Businesses around the world scrambled over the past couple of years to find their footing. Many trimmed resources (i.e. staffing) to stay afloat. Others cut other expenses. On the whole, very few businesses, let alone full industries, would look back and applaud the results of the pandemic-induced tumultuous time.
Still, despite the global financial challenges faced by many organizations across numerous industries during the pandemic, the global insurance market is expected to exceed USD 7 trillion in premium terms for the first time by the middle of this year. (1) This forecast comes on the heels of the fourth-highest rate of global insured catastrophe losses, which were over $100bn in 2021 (2) following a 3-year period that saw cyber-related claims increase from just under 500 in 2018 to more than 1,100 in 2020. (3)
With claims growing and losses deepening, it’s a wonder how and where the record-setting forecast will be accomplished. We can likely turn to investments and innovations made by the sector that aim to root out inefficiencies, cut costs, and perhaps even turn the trends around on the claims and losses.
This notion is certainly supported by new highs in insurance technology investments seen in 2021, where investments in digital capabilities continue to grow in claims management, data analytics, and automation to help make better, faster decisions while streamlining business processes. (4) It’s more than just claims and decision-making automation; the entire insurance value chain is getting a digital overhaul: (5)
- Product development
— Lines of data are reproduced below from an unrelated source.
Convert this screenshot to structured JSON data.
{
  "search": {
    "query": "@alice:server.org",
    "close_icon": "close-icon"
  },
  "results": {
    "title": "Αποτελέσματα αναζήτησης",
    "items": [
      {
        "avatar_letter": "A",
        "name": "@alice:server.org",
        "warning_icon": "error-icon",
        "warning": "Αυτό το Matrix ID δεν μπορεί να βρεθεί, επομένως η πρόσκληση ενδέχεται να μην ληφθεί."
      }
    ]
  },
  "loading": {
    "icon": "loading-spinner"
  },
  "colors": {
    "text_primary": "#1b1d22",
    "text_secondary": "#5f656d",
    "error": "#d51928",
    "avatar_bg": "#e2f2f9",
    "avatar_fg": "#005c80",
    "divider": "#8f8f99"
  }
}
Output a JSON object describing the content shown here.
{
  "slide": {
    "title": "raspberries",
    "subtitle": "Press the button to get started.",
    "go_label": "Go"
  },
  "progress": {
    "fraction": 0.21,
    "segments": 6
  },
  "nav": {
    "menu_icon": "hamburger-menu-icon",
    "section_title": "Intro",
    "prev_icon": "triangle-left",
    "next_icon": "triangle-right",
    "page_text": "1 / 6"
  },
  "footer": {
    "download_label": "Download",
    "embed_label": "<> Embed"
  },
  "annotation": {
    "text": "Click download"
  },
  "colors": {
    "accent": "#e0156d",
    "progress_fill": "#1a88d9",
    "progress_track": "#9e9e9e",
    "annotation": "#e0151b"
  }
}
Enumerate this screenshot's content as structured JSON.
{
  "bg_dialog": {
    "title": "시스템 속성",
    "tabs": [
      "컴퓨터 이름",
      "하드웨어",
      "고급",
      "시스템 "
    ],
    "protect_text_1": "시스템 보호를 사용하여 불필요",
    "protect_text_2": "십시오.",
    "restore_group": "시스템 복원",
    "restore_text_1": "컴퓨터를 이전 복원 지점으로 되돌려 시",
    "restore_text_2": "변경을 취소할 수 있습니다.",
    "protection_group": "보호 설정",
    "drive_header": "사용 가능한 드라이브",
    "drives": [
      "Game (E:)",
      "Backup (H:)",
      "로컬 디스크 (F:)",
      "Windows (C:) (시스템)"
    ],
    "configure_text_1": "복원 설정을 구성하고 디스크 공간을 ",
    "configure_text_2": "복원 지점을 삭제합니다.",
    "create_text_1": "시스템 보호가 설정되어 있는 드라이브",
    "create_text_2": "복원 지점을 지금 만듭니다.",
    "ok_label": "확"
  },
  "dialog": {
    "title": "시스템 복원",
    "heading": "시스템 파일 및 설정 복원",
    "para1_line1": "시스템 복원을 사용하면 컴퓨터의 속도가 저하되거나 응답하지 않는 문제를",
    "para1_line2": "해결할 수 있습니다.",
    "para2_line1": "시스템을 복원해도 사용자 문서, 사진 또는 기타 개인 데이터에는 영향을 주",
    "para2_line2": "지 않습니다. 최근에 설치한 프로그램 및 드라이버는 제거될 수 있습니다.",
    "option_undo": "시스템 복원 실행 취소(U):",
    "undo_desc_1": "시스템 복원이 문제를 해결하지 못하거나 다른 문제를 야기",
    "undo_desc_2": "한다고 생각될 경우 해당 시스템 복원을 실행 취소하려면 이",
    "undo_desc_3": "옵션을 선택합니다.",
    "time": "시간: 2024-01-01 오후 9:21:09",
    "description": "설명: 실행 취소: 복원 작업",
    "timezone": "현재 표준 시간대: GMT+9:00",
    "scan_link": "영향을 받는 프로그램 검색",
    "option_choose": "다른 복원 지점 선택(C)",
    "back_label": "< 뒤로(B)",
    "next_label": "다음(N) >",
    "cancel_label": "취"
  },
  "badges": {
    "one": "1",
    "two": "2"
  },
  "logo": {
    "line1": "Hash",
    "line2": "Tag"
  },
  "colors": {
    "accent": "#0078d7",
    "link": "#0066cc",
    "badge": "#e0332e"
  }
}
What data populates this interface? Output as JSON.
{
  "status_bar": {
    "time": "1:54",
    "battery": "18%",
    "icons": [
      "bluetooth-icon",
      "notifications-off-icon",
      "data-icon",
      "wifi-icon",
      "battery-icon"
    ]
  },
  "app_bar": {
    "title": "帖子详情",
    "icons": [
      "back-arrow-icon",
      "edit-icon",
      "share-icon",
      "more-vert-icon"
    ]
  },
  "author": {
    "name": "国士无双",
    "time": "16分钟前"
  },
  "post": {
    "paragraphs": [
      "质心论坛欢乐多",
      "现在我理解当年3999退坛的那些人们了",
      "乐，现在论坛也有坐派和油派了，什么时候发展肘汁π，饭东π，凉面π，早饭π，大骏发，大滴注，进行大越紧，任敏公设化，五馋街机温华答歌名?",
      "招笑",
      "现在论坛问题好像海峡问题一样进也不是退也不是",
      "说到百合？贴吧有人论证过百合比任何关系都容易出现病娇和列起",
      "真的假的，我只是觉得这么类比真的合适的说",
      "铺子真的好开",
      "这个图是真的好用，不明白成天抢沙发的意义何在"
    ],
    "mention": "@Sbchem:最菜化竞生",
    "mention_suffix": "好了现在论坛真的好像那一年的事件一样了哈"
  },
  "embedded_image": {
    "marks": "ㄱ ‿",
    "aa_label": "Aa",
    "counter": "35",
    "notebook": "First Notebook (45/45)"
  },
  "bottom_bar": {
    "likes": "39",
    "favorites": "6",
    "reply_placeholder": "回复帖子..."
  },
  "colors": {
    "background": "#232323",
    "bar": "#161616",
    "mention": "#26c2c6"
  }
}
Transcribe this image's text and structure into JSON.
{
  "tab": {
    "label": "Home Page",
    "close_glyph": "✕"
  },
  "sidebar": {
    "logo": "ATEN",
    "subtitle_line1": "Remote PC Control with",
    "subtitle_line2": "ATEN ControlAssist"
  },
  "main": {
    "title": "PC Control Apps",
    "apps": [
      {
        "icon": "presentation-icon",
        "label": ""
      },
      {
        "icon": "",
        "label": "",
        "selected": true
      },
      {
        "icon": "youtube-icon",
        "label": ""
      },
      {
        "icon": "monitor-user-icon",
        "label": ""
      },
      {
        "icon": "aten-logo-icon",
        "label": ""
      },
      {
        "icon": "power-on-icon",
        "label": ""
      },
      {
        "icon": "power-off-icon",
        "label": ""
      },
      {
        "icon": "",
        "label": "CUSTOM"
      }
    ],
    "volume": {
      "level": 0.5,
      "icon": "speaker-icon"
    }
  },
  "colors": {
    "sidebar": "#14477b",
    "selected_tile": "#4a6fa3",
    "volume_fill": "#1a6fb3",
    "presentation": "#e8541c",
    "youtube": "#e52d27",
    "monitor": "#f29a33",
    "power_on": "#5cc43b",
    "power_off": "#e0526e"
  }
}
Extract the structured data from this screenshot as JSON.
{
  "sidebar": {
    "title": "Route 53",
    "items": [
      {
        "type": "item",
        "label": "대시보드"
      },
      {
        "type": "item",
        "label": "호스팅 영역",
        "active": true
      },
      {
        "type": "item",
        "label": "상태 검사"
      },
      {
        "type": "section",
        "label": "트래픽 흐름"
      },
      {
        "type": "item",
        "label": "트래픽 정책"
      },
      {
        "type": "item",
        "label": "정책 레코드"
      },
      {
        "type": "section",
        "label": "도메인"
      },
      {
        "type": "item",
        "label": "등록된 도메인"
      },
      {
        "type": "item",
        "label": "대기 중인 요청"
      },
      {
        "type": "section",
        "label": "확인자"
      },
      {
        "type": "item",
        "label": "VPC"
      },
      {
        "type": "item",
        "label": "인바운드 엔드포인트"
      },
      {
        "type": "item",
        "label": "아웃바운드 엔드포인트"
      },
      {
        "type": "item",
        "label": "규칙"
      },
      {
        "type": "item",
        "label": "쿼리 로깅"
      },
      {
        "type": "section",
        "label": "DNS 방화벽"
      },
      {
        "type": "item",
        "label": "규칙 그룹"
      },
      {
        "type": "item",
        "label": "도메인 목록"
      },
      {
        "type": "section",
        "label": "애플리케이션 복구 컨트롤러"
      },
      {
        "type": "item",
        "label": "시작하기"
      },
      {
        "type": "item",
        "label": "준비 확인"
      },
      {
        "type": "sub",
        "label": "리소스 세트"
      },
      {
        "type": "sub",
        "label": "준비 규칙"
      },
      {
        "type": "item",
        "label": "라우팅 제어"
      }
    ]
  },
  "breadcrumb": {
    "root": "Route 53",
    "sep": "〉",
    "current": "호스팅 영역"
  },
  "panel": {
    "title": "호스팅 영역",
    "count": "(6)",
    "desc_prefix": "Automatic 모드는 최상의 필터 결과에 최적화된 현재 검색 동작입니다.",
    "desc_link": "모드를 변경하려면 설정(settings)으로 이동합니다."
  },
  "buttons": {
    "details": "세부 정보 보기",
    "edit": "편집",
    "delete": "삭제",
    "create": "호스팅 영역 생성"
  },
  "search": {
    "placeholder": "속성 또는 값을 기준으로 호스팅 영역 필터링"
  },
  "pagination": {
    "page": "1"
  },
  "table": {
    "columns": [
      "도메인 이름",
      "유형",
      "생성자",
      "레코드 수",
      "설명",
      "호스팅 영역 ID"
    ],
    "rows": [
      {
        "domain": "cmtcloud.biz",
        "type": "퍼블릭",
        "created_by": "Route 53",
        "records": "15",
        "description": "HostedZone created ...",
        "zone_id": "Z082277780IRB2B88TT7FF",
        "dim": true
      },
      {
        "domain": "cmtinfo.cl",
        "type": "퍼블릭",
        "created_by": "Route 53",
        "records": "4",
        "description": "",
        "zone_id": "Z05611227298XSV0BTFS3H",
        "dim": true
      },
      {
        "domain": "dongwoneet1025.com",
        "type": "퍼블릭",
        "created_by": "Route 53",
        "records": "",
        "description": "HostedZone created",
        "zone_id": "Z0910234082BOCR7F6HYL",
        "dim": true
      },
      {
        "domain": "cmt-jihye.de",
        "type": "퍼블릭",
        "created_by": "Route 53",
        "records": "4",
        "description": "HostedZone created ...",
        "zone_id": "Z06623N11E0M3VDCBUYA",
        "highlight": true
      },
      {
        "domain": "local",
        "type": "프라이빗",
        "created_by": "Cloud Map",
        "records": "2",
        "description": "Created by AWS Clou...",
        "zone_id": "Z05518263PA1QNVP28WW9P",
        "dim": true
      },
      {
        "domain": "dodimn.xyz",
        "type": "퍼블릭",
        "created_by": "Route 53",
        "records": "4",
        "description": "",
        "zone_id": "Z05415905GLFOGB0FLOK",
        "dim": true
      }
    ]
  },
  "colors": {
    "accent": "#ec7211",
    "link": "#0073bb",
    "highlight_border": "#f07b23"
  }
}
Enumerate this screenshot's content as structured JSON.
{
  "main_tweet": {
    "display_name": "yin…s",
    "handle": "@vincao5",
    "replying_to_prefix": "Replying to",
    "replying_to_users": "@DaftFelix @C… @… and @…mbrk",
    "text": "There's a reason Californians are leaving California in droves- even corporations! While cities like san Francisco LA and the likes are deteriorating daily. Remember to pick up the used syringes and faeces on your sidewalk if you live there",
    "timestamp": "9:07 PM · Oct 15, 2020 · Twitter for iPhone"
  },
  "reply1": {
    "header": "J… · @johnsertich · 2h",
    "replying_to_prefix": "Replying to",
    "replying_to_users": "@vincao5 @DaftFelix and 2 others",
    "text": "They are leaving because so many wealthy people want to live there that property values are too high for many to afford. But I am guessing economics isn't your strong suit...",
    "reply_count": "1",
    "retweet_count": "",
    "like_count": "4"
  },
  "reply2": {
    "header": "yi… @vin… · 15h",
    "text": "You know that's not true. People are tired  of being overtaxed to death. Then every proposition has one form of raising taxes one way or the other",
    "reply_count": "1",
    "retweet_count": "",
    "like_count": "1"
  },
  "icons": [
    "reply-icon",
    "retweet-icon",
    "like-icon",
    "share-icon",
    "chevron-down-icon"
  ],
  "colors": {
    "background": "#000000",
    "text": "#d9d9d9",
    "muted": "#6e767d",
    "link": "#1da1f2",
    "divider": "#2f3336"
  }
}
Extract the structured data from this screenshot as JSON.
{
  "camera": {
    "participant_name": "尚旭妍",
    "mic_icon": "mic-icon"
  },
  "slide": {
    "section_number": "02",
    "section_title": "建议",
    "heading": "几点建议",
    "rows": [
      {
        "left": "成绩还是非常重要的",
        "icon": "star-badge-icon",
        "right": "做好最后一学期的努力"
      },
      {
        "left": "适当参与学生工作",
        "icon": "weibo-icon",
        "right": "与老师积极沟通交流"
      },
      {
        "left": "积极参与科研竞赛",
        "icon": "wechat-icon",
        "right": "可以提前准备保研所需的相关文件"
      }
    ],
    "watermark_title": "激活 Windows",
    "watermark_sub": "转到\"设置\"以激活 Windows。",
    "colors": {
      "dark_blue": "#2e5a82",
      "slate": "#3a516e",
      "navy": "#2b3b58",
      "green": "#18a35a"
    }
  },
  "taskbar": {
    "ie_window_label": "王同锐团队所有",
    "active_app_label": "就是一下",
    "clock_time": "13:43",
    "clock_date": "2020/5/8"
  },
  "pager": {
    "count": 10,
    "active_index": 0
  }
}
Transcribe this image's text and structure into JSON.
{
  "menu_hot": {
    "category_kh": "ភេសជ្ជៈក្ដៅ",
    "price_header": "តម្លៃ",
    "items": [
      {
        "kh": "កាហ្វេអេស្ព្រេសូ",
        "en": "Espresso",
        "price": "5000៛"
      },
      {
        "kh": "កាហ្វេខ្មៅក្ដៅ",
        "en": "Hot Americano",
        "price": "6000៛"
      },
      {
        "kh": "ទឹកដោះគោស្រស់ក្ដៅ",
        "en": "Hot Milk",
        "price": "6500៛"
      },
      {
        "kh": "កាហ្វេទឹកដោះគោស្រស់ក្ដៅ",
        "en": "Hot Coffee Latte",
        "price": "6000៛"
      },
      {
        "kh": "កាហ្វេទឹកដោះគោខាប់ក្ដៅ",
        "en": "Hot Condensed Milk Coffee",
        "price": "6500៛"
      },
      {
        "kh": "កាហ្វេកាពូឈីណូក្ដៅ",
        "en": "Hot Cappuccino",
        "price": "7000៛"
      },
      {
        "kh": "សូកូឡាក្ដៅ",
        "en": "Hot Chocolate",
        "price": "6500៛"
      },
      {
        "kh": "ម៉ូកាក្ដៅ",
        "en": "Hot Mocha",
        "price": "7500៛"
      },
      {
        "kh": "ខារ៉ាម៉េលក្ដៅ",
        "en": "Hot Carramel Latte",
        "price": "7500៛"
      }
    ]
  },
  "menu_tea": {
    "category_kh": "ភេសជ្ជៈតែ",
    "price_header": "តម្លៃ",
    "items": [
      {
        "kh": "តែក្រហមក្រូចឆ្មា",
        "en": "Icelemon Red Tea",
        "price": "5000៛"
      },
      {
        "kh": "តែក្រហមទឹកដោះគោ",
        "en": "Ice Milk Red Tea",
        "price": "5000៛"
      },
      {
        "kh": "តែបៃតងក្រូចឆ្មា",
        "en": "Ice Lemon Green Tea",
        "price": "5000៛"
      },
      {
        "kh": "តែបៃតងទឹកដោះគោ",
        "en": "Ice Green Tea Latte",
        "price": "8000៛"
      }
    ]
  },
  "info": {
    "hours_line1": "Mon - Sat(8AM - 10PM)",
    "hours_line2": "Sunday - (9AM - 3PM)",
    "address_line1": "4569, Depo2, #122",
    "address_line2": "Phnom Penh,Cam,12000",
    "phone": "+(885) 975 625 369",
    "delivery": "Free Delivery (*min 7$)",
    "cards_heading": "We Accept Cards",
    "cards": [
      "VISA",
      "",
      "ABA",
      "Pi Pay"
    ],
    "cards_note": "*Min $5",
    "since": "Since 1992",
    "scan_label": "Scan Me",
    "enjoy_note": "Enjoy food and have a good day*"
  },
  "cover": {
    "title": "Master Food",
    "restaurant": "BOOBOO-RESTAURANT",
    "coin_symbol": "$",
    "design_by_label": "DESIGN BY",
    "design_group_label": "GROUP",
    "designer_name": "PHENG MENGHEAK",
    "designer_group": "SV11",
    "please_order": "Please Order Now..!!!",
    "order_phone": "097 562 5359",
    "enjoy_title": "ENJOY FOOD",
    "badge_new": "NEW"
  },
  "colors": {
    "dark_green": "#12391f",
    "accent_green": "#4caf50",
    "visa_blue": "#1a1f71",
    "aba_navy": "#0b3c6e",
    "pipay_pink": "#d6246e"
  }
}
Flipping things on its side away from the functional business view to one depicting the operations and technical capabilities, we see that most organizations (69%) define their digital transformation as a method for gaining operational efficiencies: taking existing business processes and seeking to improve or expand them with the use of technology. (6) These are the top 5 strategic technologies connected to the organizations’ digital transformation initiatives: (7)
- Cybersecurity (47%)
- Cloud Computing (45%)
- Artificial Intelligence (43%)
- Data Analytics (33%)
- Automation (26%)
Technology investments can provide the base on which insurance firms can grow in the years to come, but it can only succeed if the human element is available to control the keyboards. It’s a recipe for success, but obtaining all of the necessary ingredients could prove challenging.
1 – “Turbulence after lift-off: global economic and insurance market outlook 2022/23,” Swiss Re Institute, October 2021
2, 3 – “Allianz Risk Barometer 2022,” Allianz Global Corporate & Specialty, January 2022
4 – “U.S. Property-Casualty Insurance Trends and Outlook for 2022,” AON, January 2022
5 – “Regulatory Considerations for Digital Insurance Business Models,” The Geneva Association, March 2021
6, 7 – “2021/2022 Digital Transformation & Cloud Survey: A Wave of Change,” Baker McKenzie, December 2021